Friday, December 21, 2007


How can people not love every scrap of Stata? Before the first winter snow storm I took a meandering route from the lab to Kendall. As you look at Stata from the back you see a bright pile of spiral towers and craggy turrets, brushed steel, orange brick, enameled yellow. A sweep of steps lifts above the nearest entrance. I took the steps. They are half in shadow - bright dappled light through trees on the left cuts them in two. The shadow is punctuated by soft glows from lights set in the left wall. At the flight's crest you reach a hidden valley. Liquid light ripples on the path, reflected there by a central structure. Its curved hull is quilted with mirror-shined plates. The brick path winds between the lake-shine and a small cluster of conifers. Beyond the tarn the view opens onto a grassy area dotted with silver birch. The path tumbles over an unprotected precipice marking valley's end - it is a stepped semi-circular amphitheatre. Descending from the elevated space my footsteps echo on the curved walls. Looking back I see the varied peaks containing their secret tranquility - unknown to the hubbub inside the massif. I pass the main entrance - the path leads away through a copse in the foothills, a risen hillock with a heath-land mix of pine and birch. I take a little fantasy magic with me on my journey to the T.


Sian said...

After reading your blog this fine morning I found myself on the internet seaarching for pictures of the much praised Stata and also found myself wondering - how can you hate this building? It's astounding! Many thanks Nat for the education and I hope to be taken there soon... :-) Sx

Natalie Andrew said...

Thanks lady! And of course, it is a mandatory part of the tour.

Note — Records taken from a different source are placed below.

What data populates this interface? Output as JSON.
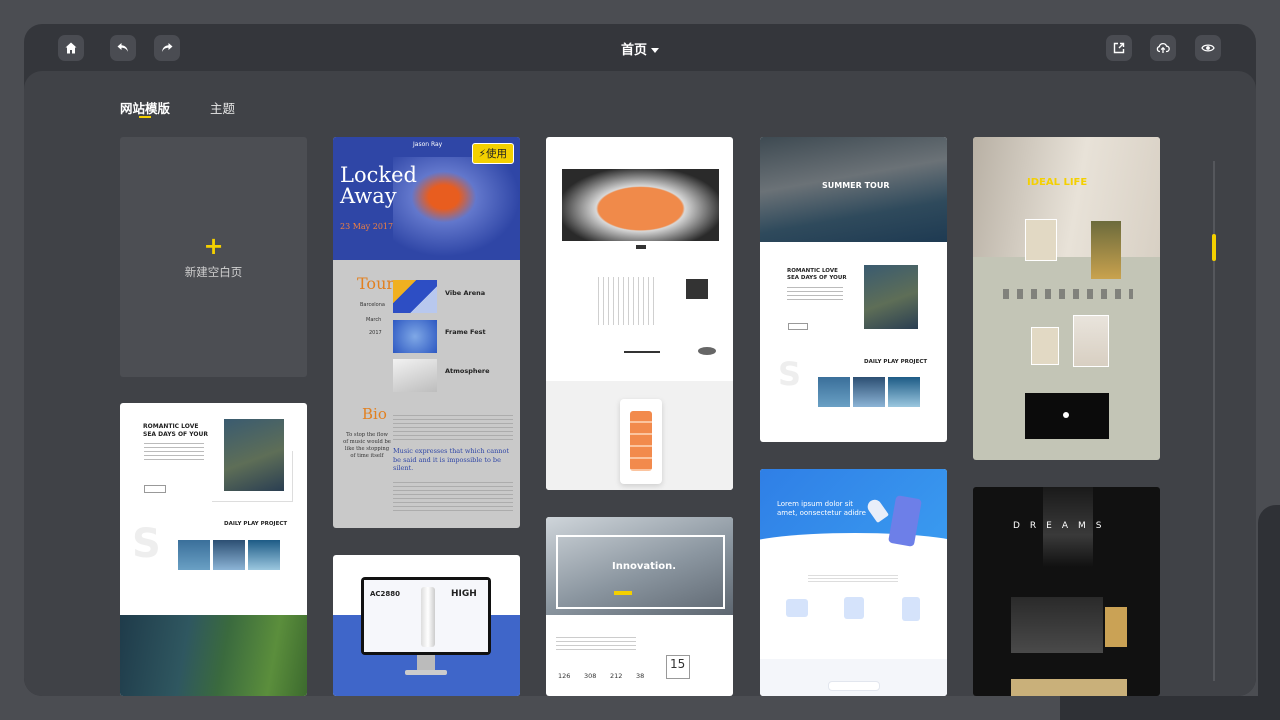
{
  "topbar": {
    "page_title": "首页",
    "icons": [
      "home-icon",
      "undo-icon",
      "redo-icon",
      "export-icon",
      "cloud-upload-icon",
      "preview-eye-icon"
    ]
  },
  "tabs": [
    {
      "label": "网站模版",
      "active": true
    },
    {
      "label": "主题",
      "active": false
    }
  ],
  "new_page": {
    "plus": "+",
    "label": "新建空白页"
  },
  "use_badge": "使用",
  "templates": {
    "locked_away": {
      "brand": "Jason Ray",
      "title_line1": "Locked",
      "title_line2": "Away",
      "date": "23 May 2017",
      "tour": "Tour",
      "tour_city": "Barcelona",
      "tour_month": "March",
      "tour_year": "2017",
      "events": [
        "Vibe Arena",
        "Frame Fest",
        "Atmosphere"
      ],
      "bio": "Bio",
      "bio_quote": "To stop the flow of music would be like the stopping of time itself",
      "music_quote": "Music expresses that which cannot be said and it is impossible to be silent."
    },
    "summer_tour": {
      "hero": "SUMMER TOUR",
      "headline": "ROMANTIC LOVE SEA DAYS OF YOUR",
      "daily": "DAILY PLAY PROJECT"
    },
    "romantic_left": {
      "headline": "ROMANTIC LOVE SEA DAYS OF YOUR",
      "daily": "DAILY PLAY PROJECT"
    },
    "ideal_life": {
      "title": "IDEAL LIFE"
    },
    "innovation": {
      "title": "Innovation.",
      "stats": [
        "126",
        "308",
        "212",
        "38"
      ],
      "number": "15"
    },
    "lorem": {
      "headline_line1": "Lorem ipsum dolor sit",
      "headline_line2": "amet, oonsectetur adidre"
    },
    "ac2880": {
      "model": "AC2880",
      "headline": "HIGH"
    },
    "dreams": {
      "title": "DREAMS"
    }
  },
  "colors": {
    "accent": "#f4d000",
    "window": "#34363b",
    "panel": "#404247",
    "blue": "#2f46a6"
  }
}
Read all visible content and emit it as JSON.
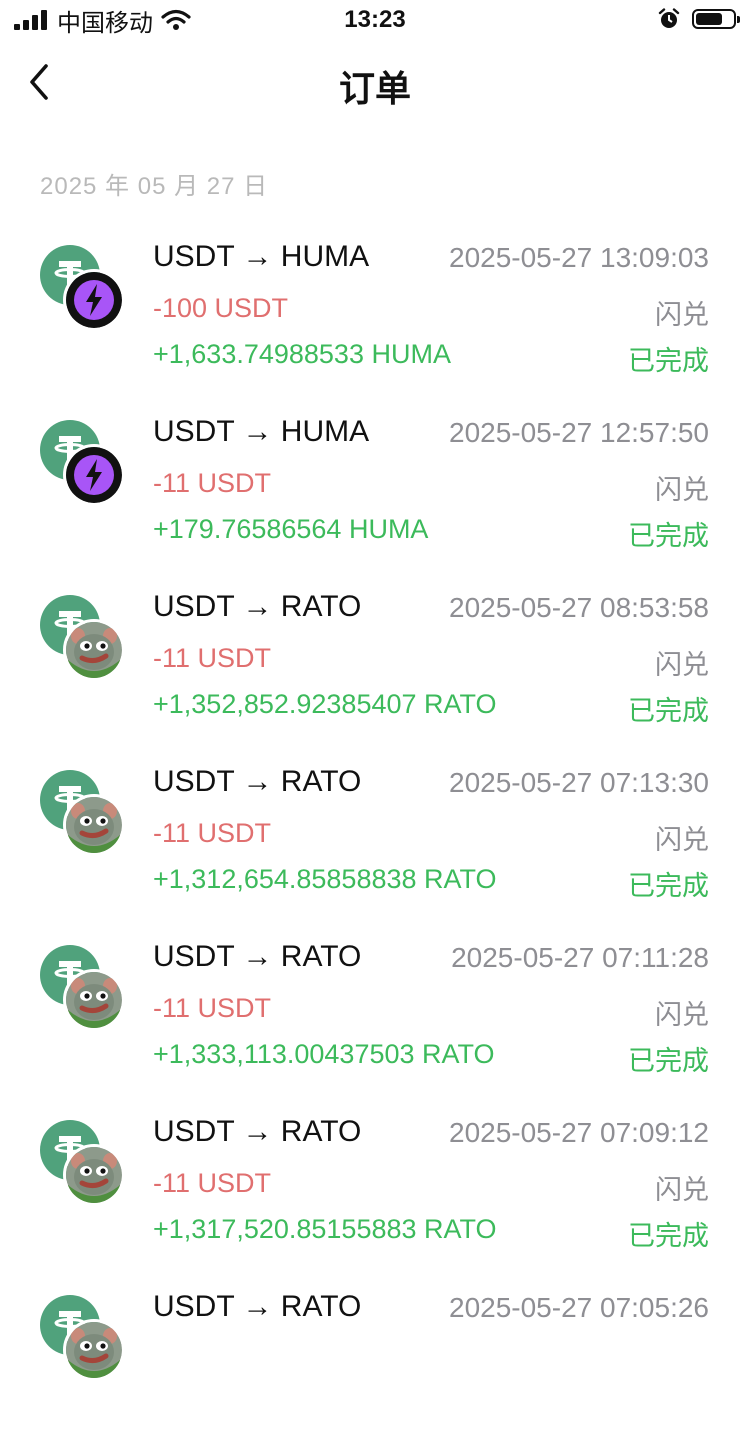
{
  "status_bar": {
    "carrier": "中国移动",
    "time": "13:23"
  },
  "nav": {
    "title": "订单"
  },
  "date_header": "2025 年 05 月 27 日",
  "colors": {
    "usdt_green": "#50a27c",
    "negative": "#e06f6f",
    "positive": "#3cba5b",
    "muted": "#8e8e93"
  },
  "orders": [
    {
      "pair": "USDT → HUMA",
      "time": "2025-05-27 13:09:03",
      "paid": "-100 USDT",
      "type": "闪兑",
      "received": "+1,633.74988533 HUMA",
      "status": "已完成",
      "to_icon": "huma-token-icon"
    },
    {
      "pair": "USDT → HUMA",
      "time": "2025-05-27 12:57:50",
      "paid": "-11 USDT",
      "type": "闪兑",
      "received": "+179.76586564 HUMA",
      "status": "已完成",
      "to_icon": "huma-token-icon"
    },
    {
      "pair": "USDT → RATO",
      "time": "2025-05-27 08:53:58",
      "paid": "-11 USDT",
      "type": "闪兑",
      "received": "+1,352,852.92385407 RATO",
      "status": "已完成",
      "to_icon": "rato-token-icon"
    },
    {
      "pair": "USDT → RATO",
      "time": "2025-05-27 07:13:30",
      "paid": "-11 USDT",
      "type": "闪兑",
      "received": "+1,312,654.85858838 RATO",
      "status": "已完成",
      "to_icon": "rato-token-icon"
    },
    {
      "pair": "USDT → RATO",
      "time": "2025-05-27 07:11:28",
      "paid": "-11 USDT",
      "type": "闪兑",
      "received": "+1,333,113.00437503 RATO",
      "status": "已完成",
      "to_icon": "rato-token-icon"
    },
    {
      "pair": "USDT → RATO",
      "time": "2025-05-27 07:09:12",
      "paid": "-11 USDT",
      "type": "闪兑",
      "received": "+1,317,520.85155883 RATO",
      "status": "已完成",
      "to_icon": "rato-token-icon"
    },
    {
      "pair": "USDT → RATO",
      "time": "2025-05-27 07:05:26",
      "paid": "",
      "type": "",
      "received": "",
      "status": "",
      "to_icon": "rato-token-icon"
    }
  ]
}
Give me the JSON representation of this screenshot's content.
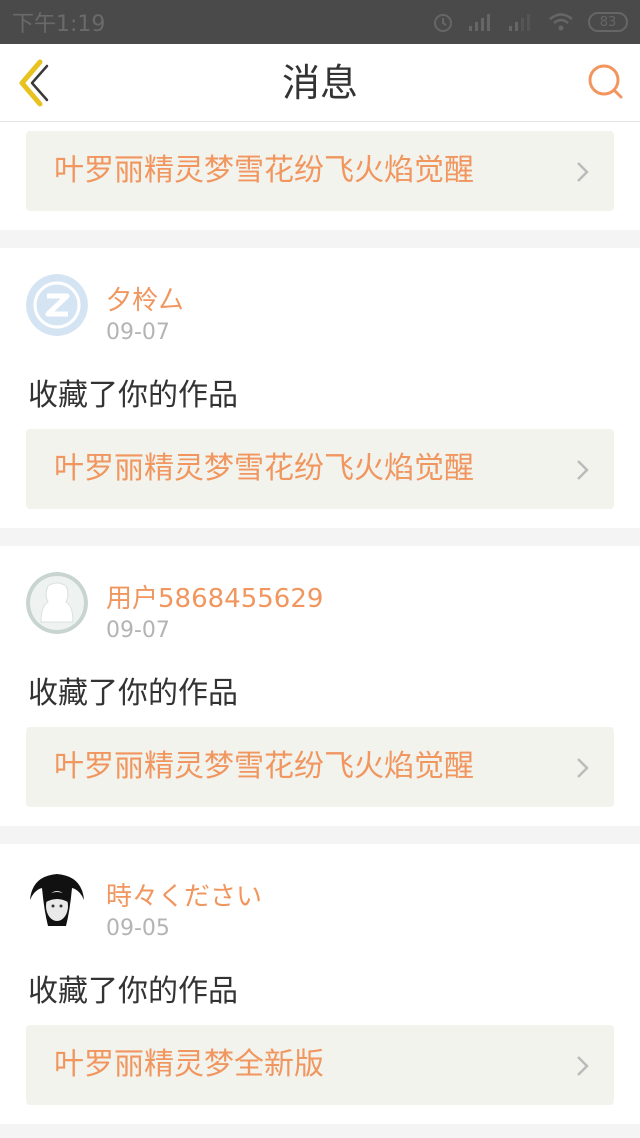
{
  "status_bar": {
    "time": "下午1:19",
    "battery": "83"
  },
  "header": {
    "title": "消息"
  },
  "partial_item": {
    "work_title": "叶罗丽精灵梦雪花纷飞火焰觉醒"
  },
  "messages": [
    {
      "user": "夕柃厶",
      "date": "09-07",
      "action": "收藏了你的作品",
      "work_title": "叶罗丽精灵梦雪花纷飞火焰觉醒"
    },
    {
      "user": "用户5868455629",
      "date": "09-07",
      "action": "收藏了你的作品",
      "work_title": "叶罗丽精灵梦雪花纷飞火焰觉醒"
    },
    {
      "user": "時々ください",
      "date": "09-05",
      "action": "收藏了你的作品",
      "work_title": "叶罗丽精灵梦全新版"
    }
  ],
  "colors": {
    "accent": "#f0965e",
    "back_icon": "#e8c21f"
  }
}
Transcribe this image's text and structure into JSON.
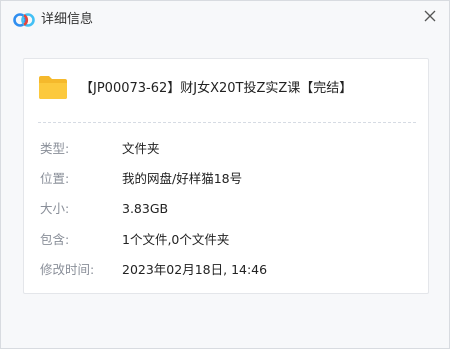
{
  "window": {
    "title": "详细信息",
    "accent_color": "#1e88e5"
  },
  "file": {
    "icon": "folder-icon",
    "name": "【JP00073-62】财J女X20T投Z实Z课【完结】"
  },
  "details": [
    {
      "label": "类型:",
      "value": "文件夹"
    },
    {
      "label": "位置:",
      "value": "我的网盘/好样猫18号"
    },
    {
      "label": "大小:",
      "value": "3.83GB"
    },
    {
      "label": "包含:",
      "value": "1个文件,0个文件夹"
    },
    {
      "label": "修改时间:",
      "value": "2023年02月18日, 14:46"
    }
  ]
}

Actually I have been told this description is 'a bit much'. In particular, 'Tarn?! Oh come on.' (with a southern accent so it was more like 'oh calm awwwun' or something). I guess it is a little overblown.